- Some, like Bernie Sanders, would even give them a free college education.
This is not a winning program. Read more “Democrats Are Not Talking to Swing Voters”
If 2016 taught me anything, it is not to make predictions. I don’t know who is going to win the Democratic presidential nomination in the United States, so take what follows with a grain of salt — and remember that we’re still more than half a year out from the Iowa caucuses, which will kick off the official nominating process in February. A lot can (and almost certainly will) change.
Former vice president Joe Biden is ahead. He places first in the national polls and the early voting state polls. He is also first in the endorsement primary, which measures support from elected officials. For Democrats pining for a restoration of the Obama era, Biden is the obvious choice.

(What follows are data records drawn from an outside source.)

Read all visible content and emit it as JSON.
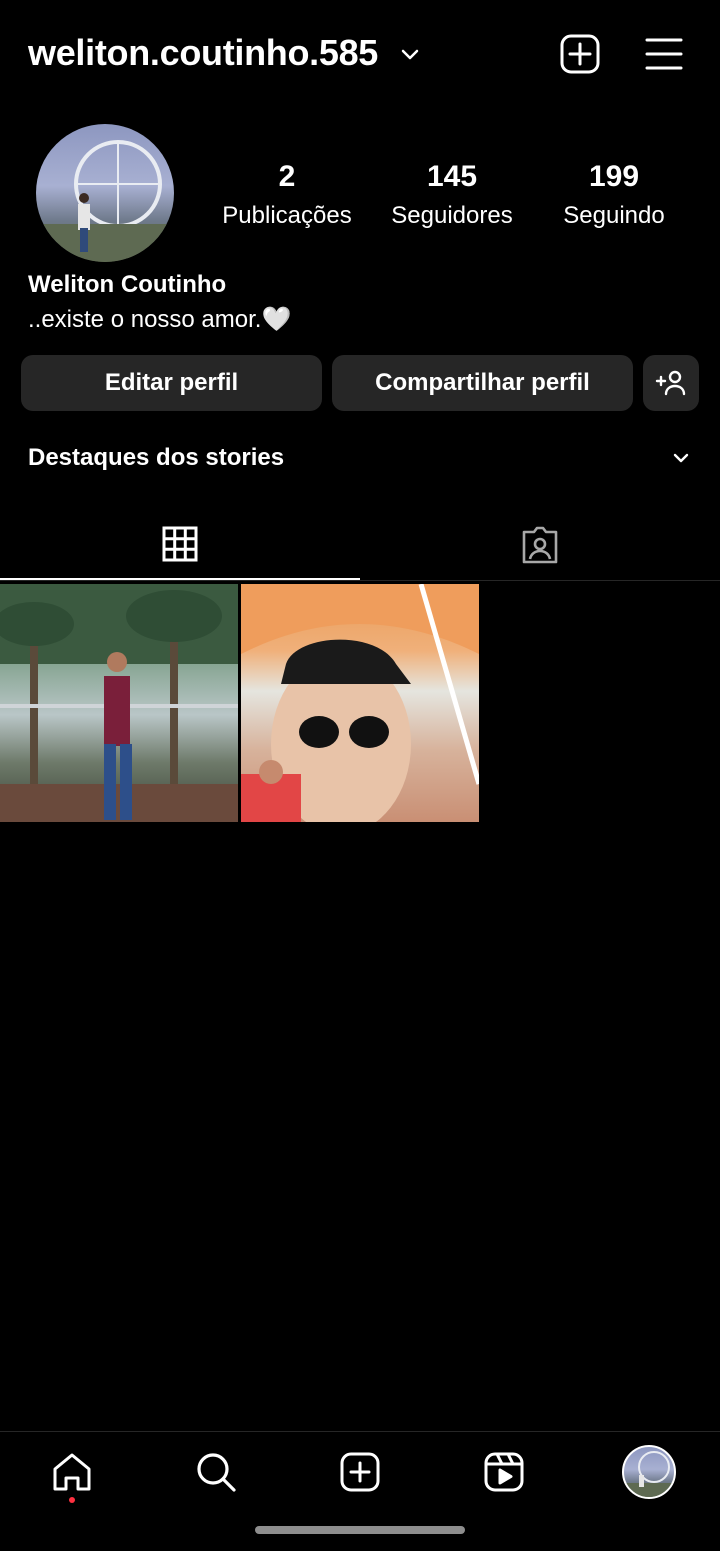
{
  "header": {
    "username": "weliton.coutinho.585"
  },
  "profile": {
    "stats": {
      "posts_count": "2",
      "posts_label": "Publicações",
      "followers_count": "145",
      "followers_label": "Seguidores",
      "following_count": "199",
      "following_label": "Seguindo"
    },
    "full_name": "Weliton Coutinho",
    "bio": "..existe o nosso amor.🤍"
  },
  "actions": {
    "edit_label": "Editar perfil",
    "share_label": "Compartilhar perfil"
  },
  "highlights": {
    "title": "Destaques dos stories"
  },
  "tabs": [
    {
      "icon": "grid-icon",
      "active": true
    },
    {
      "icon": "tagged-icon",
      "active": false
    }
  ],
  "posts": [
    {
      "icon": "photo-thumbnail"
    },
    {
      "icon": "photo-thumbnail"
    }
  ],
  "bottom_nav": {
    "items": [
      "home-icon",
      "search-icon",
      "create-icon",
      "reels-icon",
      "profile-avatar"
    ],
    "active": "home-icon"
  },
  "colors": {
    "background": "#000000",
    "button_bg": "#262626",
    "notification_dot": "#ff3040"
  }
}
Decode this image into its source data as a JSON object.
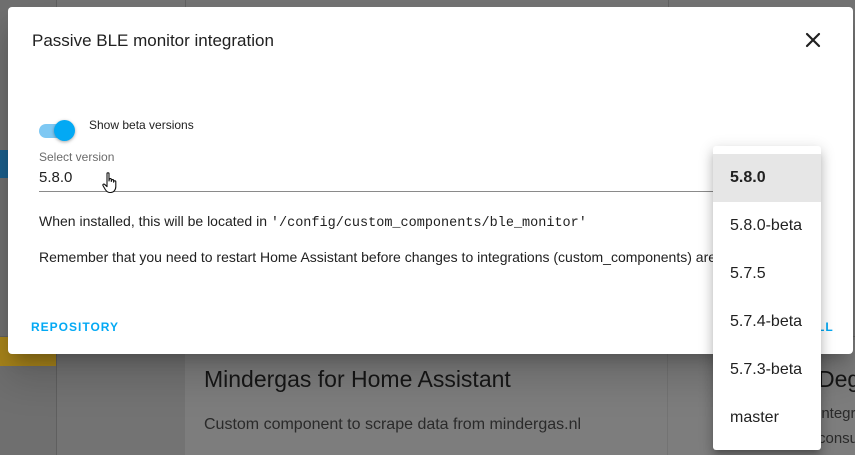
{
  "background": {
    "card_title": "Mindergas for Home Assistant",
    "card_description": "Custom component to scrape data from mindergas.nl",
    "right_card_title": "Deg",
    "right_card_desc_1": "integr",
    "right_card_desc_2": "consu"
  },
  "dialog": {
    "title": "Passive BLE monitor integration",
    "close_icon": "close-icon",
    "beta_toggle": {
      "label": "Show beta versions",
      "checked": true
    },
    "select": {
      "label": "Select version",
      "value": "5.8.0"
    },
    "install_location_prefix": "When installed, this will be located in",
    "install_location_path": "'/config/custom_components/ble_monitor'",
    "restart_notice": "Remember that you need to restart Home Assistant before changes to integrations (custom_components) are applied.",
    "repository_button": "REPOSITORY",
    "install_button": "LL"
  },
  "version_menu": {
    "selected": "5.8.0",
    "options": [
      "5.8.0",
      "5.8.0-beta",
      "5.7.5",
      "5.7.4-beta",
      "5.7.3-beta",
      "master"
    ]
  },
  "colors": {
    "accent": "#03a9f4",
    "toggle_track": "#7ec8f3",
    "selected_option_bg": "#e6e6e6",
    "scrim": "#737373"
  }
}
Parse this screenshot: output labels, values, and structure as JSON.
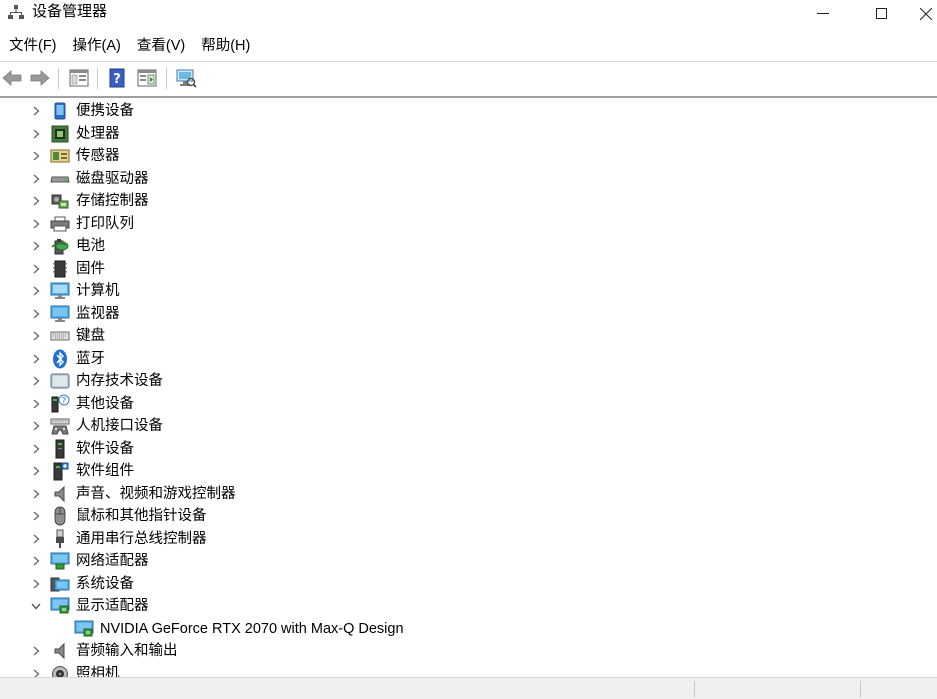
{
  "window": {
    "title": "设备管理器",
    "icon": "device-manager-icon",
    "controls": [
      "minimize-icon",
      "maximize-icon",
      "close-icon"
    ]
  },
  "menu": {
    "items": [
      {
        "label": "文件(F)"
      },
      {
        "label": "操作(A)"
      },
      {
        "label": "查看(V)"
      },
      {
        "label": "帮助(H)"
      }
    ]
  },
  "toolbar": {
    "buttons": [
      {
        "icon": "back-arrow-icon"
      },
      {
        "icon": "forward-arrow-icon"
      },
      {
        "icon": "show-hide-console-tree-icon"
      },
      {
        "icon": "help-icon"
      },
      {
        "icon": "properties-pane-icon"
      },
      {
        "icon": "scan-hardware-changes-icon"
      }
    ]
  },
  "tree": {
    "nodes": [
      {
        "label": "便携设备",
        "icon": "portable-device-icon",
        "expanded": false
      },
      {
        "label": "处理器",
        "icon": "processor-icon",
        "expanded": false
      },
      {
        "label": "传感器",
        "icon": "sensor-icon",
        "expanded": false
      },
      {
        "label": "磁盘驱动器",
        "icon": "disk-drive-icon",
        "expanded": false
      },
      {
        "label": "存储控制器",
        "icon": "storage-controller-icon",
        "expanded": false
      },
      {
        "label": "打印队列",
        "icon": "printer-icon",
        "expanded": false
      },
      {
        "label": "电池",
        "icon": "battery-icon",
        "expanded": false
      },
      {
        "label": "固件",
        "icon": "firmware-icon",
        "expanded": false
      },
      {
        "label": "计算机",
        "icon": "computer-icon",
        "expanded": false
      },
      {
        "label": "监视器",
        "icon": "monitor-icon",
        "expanded": false
      },
      {
        "label": "键盘",
        "icon": "keyboard-icon",
        "expanded": false
      },
      {
        "label": "蓝牙",
        "icon": "bluetooth-icon",
        "expanded": false
      },
      {
        "label": "内存技术设备",
        "icon": "memory-technology-icon",
        "expanded": false
      },
      {
        "label": "其他设备",
        "icon": "other-device-icon",
        "expanded": false
      },
      {
        "label": "人机接口设备",
        "icon": "hid-icon",
        "expanded": false
      },
      {
        "label": "软件设备",
        "icon": "software-device-icon",
        "expanded": false
      },
      {
        "label": "软件组件",
        "icon": "software-component-icon",
        "expanded": false
      },
      {
        "label": "声音、视频和游戏控制器",
        "icon": "speaker-icon",
        "expanded": false
      },
      {
        "label": "鼠标和其他指针设备",
        "icon": "mouse-icon",
        "expanded": false
      },
      {
        "label": "通用串行总线控制器",
        "icon": "usb-icon",
        "expanded": false
      },
      {
        "label": "网络适配器",
        "icon": "network-adapter-icon",
        "expanded": false
      },
      {
        "label": "系统设备",
        "icon": "system-device-icon",
        "expanded": false
      },
      {
        "label": "显示适配器",
        "icon": "display-adapter-icon",
        "expanded": true,
        "children": [
          {
            "label": "NVIDIA GeForce RTX 2070 with Max-Q Design",
            "icon": "display-adapter-icon"
          }
        ]
      },
      {
        "label": "音频输入和输出",
        "icon": "audio-io-icon",
        "expanded": false
      },
      {
        "label": "照相机",
        "icon": "camera-icon",
        "expanded": false
      }
    ]
  }
}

I would put California senator Kamala Harris in second place. She is second in the endorsement primary and shares second place in national polls with Senators Bernie Sanders and Elizabeth Warren. She made a strong impression in the first debate, but she has flipflopped twice on whether or not she wants to abolish private health insurance. This is not a trivial issue. Her vagueness on what many Americans rank as their top concern (health care) is worrying.
Sanders is probably in third place, but I don’t think he has a lot of potential for growth. I’m biased, though. I don’t like Sanders’ style. Whenever he is pushed for detail, he argues that a “political revolution” will make his far-reaching policy proposals somehow feasible. I prefer plans over slogans.
If I had to bet right now, I would put my money on Warren. Read more “Elizabeth Warren May Be the Strongest Democratic Candidate”
In a recent column, I argued Democrats in the United States have moved to the left but Republicans have moved farther to the right. The former, at least in their policies, are still more centrist than most center-left parties in Europe while the latter now have more in common with far-right populists than they do with Britain’s Conservative Party and Germany’s Christian Democrats.
Centrists (myself included) still worry that Democrats might become too left-wing for voters in the middle — who, the turnout fantasies of partisans on either side notwithstanding, tend to decide the outcome of national elections. Read more “Democrats Are Closer to the Center Than Republicans”
Four of the Democrats running for their party’s presidential nomination committed to replacing private health insurance with a government-run system in debates this week: Senators Kamala Harris of California, Bernie Sanders of Vermont and Elizabeth Warren of Massachusetts as well as Mayor Bill de Blasio of New York.
Harris later maintained she had misheard the question and supports Medicare-for-all with supplemental private insurance.
She, as well as Sanders and Warren, stand a real chance of becoming the nominee (de Blasio is a long shot), so it’s worth pointing out why abolishing private health insurance is such bad policy for Democrats. Read more “Abolishing Private Health Insurance Is Bad Policy for Democrats”
Democrats don’t have a good answer to what Ezra Klein calls the “Mitch McConnell question”.
The Republican leader is likely to retain his majority, or at least a blocking minority, in the United States Senate next year. Then what will come of the Democrats’ plans?
In two debates on Wednesday and Thursday night, none of the party’s twenty presidential hopefuls had a good answer. Read more “Democrats Don’t Have a Good Answer to the Mitch McConnell Question”